• Example; The Kobe- Osaka industrial region of Japan.
• Urbanization: Better employment opportunities, educational and medical facilities, better means of transport and communication attract people to cities. It leads to rural-urban migration and hence cities grow in size. Eg. a large number of people move to cities like .Delhi, Mumbai, etc. and hence make them densely populated.
• Social and cultural factors: Some places attract more people because they have religious or cultural significance. In the same way, people tend to move away from places where there is social and political unrest. Example; emigration of people from civil war affected areas of Africa. Many a times government offers incentives to people to live in sparsely populated areas. Example; Indira Gandhi canal colonies.

Question 4.(ii)

Discuss the three stages of demographic transition.

Demographic transition theory can be used to describe and predict the future population of any area.

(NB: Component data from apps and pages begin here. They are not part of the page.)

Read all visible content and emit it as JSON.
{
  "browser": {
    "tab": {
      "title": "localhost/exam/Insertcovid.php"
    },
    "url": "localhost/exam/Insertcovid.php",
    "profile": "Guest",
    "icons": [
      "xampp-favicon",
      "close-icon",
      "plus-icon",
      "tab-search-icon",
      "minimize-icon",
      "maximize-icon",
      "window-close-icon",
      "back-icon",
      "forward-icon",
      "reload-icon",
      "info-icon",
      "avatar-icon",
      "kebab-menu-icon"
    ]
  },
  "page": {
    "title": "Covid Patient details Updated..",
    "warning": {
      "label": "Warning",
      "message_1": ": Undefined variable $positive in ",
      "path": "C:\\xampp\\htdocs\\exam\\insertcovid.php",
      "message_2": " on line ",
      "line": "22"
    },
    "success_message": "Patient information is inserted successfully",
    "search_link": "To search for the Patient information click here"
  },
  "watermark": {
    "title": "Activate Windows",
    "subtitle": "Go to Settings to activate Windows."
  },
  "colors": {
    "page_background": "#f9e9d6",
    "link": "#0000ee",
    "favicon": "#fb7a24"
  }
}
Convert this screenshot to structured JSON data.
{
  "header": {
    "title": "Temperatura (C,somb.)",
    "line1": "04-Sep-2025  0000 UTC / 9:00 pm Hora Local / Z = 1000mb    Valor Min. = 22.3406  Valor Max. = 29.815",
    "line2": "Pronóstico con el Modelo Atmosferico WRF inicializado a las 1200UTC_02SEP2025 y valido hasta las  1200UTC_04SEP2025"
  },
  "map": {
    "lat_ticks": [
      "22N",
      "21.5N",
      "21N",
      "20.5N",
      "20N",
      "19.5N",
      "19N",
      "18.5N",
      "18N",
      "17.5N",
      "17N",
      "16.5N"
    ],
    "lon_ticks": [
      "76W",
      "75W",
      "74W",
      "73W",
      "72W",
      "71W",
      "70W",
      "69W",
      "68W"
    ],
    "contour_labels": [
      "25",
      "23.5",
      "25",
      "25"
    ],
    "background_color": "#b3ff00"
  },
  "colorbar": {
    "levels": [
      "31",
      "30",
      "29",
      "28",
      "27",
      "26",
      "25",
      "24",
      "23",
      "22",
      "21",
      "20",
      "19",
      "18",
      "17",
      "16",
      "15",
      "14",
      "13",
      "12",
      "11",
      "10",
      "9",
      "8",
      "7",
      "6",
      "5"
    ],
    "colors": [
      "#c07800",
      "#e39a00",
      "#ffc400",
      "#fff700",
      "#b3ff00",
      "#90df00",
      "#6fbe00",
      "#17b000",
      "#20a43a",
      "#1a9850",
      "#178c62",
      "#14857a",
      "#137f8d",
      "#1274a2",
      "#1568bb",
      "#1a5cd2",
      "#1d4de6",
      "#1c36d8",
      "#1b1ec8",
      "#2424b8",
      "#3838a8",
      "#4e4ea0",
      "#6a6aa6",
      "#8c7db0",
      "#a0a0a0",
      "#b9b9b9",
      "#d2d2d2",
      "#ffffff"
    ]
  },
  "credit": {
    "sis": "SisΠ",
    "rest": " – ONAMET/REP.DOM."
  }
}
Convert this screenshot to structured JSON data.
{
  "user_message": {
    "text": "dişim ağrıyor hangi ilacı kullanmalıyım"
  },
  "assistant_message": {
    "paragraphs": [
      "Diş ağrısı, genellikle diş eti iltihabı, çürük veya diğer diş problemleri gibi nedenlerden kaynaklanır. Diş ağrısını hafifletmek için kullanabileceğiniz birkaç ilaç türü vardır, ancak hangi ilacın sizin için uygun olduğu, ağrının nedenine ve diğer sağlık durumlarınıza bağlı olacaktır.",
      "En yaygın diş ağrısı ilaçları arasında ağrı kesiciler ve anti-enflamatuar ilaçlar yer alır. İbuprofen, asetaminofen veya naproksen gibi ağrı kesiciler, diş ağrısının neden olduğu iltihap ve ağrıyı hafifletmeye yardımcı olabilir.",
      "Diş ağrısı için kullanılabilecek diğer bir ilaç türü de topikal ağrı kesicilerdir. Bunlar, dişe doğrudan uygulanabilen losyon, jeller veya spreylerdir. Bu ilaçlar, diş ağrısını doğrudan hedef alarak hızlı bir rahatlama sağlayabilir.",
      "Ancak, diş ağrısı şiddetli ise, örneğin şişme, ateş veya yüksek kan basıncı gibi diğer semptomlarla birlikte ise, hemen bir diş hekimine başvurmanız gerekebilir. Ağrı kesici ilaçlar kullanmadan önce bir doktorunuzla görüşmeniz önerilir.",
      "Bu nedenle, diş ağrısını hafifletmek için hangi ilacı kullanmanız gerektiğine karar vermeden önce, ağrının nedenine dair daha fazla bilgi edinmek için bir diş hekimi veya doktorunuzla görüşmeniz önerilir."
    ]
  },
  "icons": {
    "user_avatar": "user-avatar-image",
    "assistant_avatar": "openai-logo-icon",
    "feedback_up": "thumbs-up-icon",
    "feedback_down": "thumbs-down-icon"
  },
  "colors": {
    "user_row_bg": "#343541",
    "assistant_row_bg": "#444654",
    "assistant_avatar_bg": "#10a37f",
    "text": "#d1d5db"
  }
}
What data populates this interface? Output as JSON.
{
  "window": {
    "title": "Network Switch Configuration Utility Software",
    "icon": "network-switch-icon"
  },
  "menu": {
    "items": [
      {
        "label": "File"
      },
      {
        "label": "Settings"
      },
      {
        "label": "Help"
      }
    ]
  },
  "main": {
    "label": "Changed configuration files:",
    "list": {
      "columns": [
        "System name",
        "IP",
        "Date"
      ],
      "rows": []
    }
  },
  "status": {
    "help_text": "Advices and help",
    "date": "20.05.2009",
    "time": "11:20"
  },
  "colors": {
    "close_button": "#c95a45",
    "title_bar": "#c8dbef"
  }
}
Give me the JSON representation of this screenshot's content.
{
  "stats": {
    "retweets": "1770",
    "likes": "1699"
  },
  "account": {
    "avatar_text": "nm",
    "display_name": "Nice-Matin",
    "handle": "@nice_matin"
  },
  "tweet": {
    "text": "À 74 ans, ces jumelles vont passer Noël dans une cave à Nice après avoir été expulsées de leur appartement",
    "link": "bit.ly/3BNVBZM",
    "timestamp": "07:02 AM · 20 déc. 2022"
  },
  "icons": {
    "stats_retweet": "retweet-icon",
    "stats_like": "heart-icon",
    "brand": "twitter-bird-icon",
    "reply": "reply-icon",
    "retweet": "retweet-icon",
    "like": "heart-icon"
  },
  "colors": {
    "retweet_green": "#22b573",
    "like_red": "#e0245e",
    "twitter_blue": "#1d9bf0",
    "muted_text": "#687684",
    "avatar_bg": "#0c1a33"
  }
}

The theory tells us that the population of any region changes from high births and high deaths to low births and low deaths as a society progresses from rural, agrarian and illiterate to urban, industrial and literate society. These changes occur in stages, which are collectively known as the demographic cycle.

The first stage has high fertility and high mortality rates because people reproduce more to compensate for the deaths due to epidemics and variable food supply. Population growth is slow and most people are engaged in agriculture where large families are an asset. Life expectancy is low; people are mostly illiterate and have low levels of technology. Two hundred years ago all the countries were in this stage.

In the second stage, fertility remains high in the beginning, but it declines with time. This is accompanied by reduced mortality rate. Improvements in sanitation and health conditions lead to decline in mortality. Because of this gap the net addition to population is high. This results in population explosion. Eg. Countries like India.

In the last stage, both fertility and mortality decline considerably. The population is either stable or grows slowly. The population becomes urbanized, literate and has high technical know how and deliberately controls the family size. Some countries even face negative growth of population, E.g., many Western European countries.

Map Skill:

Question 1.

On an outline map of the world name the following:

(i) Countries of Europe and Asia with negative growth rate of population.

(ii) African countries with growth rate of population more than three per cent.(you may refer to Appendix 1).